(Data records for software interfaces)
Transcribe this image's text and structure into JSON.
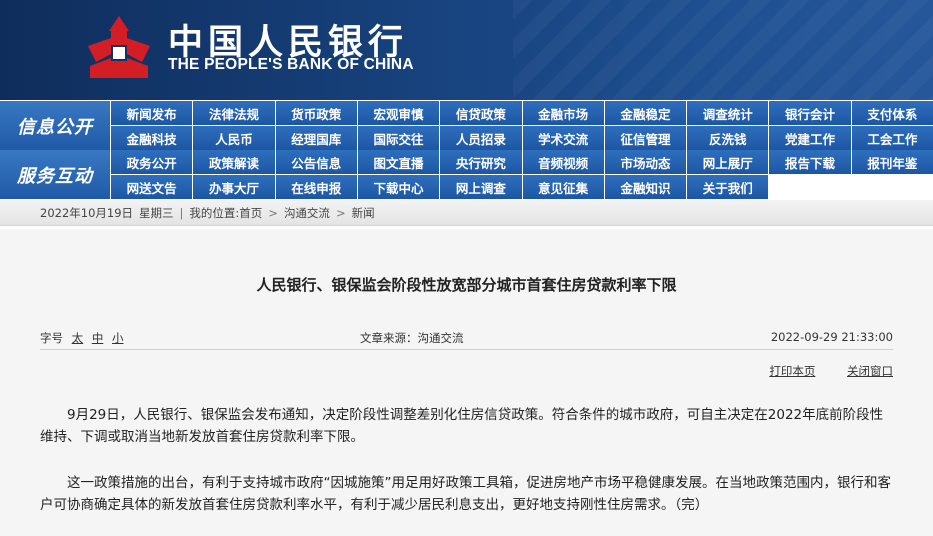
{
  "header": {
    "logo_cn": "中国人民银行",
    "logo_en": "THE PEOPLE'S BANK OF CHINA",
    "logo_icon": "pboc-emblem-icon",
    "brand_color": "#d31e25"
  },
  "nav": {
    "info_label": "信息公开",
    "service_label": "服务互动",
    "info_items": [
      "新闻发布",
      "法律法规",
      "货币政策",
      "宏观审慎",
      "信贷政策",
      "金融市场",
      "金融稳定",
      "调查统计",
      "银行会计",
      "支付体系",
      "金融科技",
      "人民币",
      "经理国库",
      "国际交往",
      "人员招录",
      "学术交流",
      "征信管理",
      "反洗钱",
      "党建工作",
      "工会工作"
    ],
    "service_items": [
      "政务公开",
      "政策解读",
      "公告信息",
      "图文直播",
      "央行研究",
      "音频视频",
      "市场动态",
      "网上展厅",
      "报告下载",
      "报刊年鉴",
      "网送文告",
      "办事大厅",
      "在线申报",
      "下载中心",
      "网上调查",
      "意见征集",
      "金融知识",
      "关于我们"
    ]
  },
  "breadcrumb": {
    "date": "2022年10月19日",
    "weekday": "星期三",
    "location_label": "我的位置:",
    "items": [
      "首页",
      "沟通交流",
      "新闻"
    ]
  },
  "article": {
    "title": "人民银行、银保监会阶段性放宽部分城市首套住房贷款利率下限",
    "font_label": "字号",
    "font_large": "太",
    "font_medium": "中",
    "font_small": "小",
    "source": "文章来源：沟通交流",
    "datetime": "2022-09-29 21:33:00",
    "print_label": "打印本页",
    "close_label": "关闭窗口",
    "paragraphs": [
      "9月29日，人民银行、银保监会发布通知，决定阶段性调整差别化住房信贷政策。符合条件的城市政府，可自主决定在2022年底前阶段性维持、下调或取消当地新发放首套住房贷款利率下限。",
      "这一政策措施的出台，有利于支持城市政府“因城施策”用足用好政策工具箱，促进房地产市场平稳健康发展。在当地政策范围内，银行和客户可协商确定具体的新发放首套住房贷款利率水平，有利于减少居民利息支出，更好地支持刚性住房需求。（完）"
    ]
  }
}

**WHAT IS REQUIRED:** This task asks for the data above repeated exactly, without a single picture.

**WRITTEN SOLUTION:**
Transcribe this image's text and structure into JSON.
{
  "header": {
    "logo_cn": "中国人民银行",
    "logo_en": "THE PEOPLE'S BANK OF CHINA",
    "logo_icon": "pboc-emblem-icon",
    "brand_color": "#d31e25"
  },
  "nav": {
    "info_label": "信息公开",
    "service_label": "服务互动",
    "info_items": [
      "新闻发布",
      "法律法规",
      "货币政策",
      "宏观审慎",
      "信贷政策",
      "金融市场",
      "金融稳定",
      "调查统计",
      "银行会计",
      "支付体系",
      "金融科技",
      "人民币",
      "经理国库",
      "国际交往",
      "人员招录",
      "学术交流",
      "征信管理",
      "反洗钱",
      "党建工作",
      "工会工作"
    ],
    "service_items": [
      "政务公开",
      "政策解读",
      "公告信息",
      "图文直播",
      "央行研究",
      "音频视频",
      "市场动态",
      "网上展厅",
      "报告下载",
      "报刊年鉴",
      "网送文告",
      "办事大厅",
      "在线申报",
      "下载中心",
      "网上调查",
      "意见征集",
      "金融知识",
      "关于我们"
    ]
  },
  "breadcrumb": {
    "date": "2022年10月19日",
    "weekday": "星期三",
    "location_label": "我的位置:",
    "items": [
      "首页",
      "沟通交流",
      "新闻"
    ]
  },
  "article": {
    "title": "人民银行、银保监会阶段性放宽部分城市首套住房贷款利率下限",
    "font_label": "字号",
    "font_large": "太",
    "font_medium": "中",
    "font_small": "小",
    "source": "文章来源：沟通交流",
    "datetime": "2022-09-29 21:33:00",
    "print_label": "打印本页",
    "close_label": "关闭窗口",
    "paragraphs": [
      "9月29日，人民银行、银保监会发布通知，决定阶段性调整差别化住房信贷政策。符合条件的城市政府，可自主决定在2022年底前阶段性维持、下调或取消当地新发放首套住房贷款利率下限。",
      "这一政策措施的出台，有利于支持城市政府“因城施策”用足用好政策工具箱，促进房地产市场平稳健康发展。在当地政策范围内，银行和客户可协商确定具体的新发放首套住房贷款利率水平，有利于减少居民利息支出，更好地支持刚性住房需求。（完）"
    ]
  }
}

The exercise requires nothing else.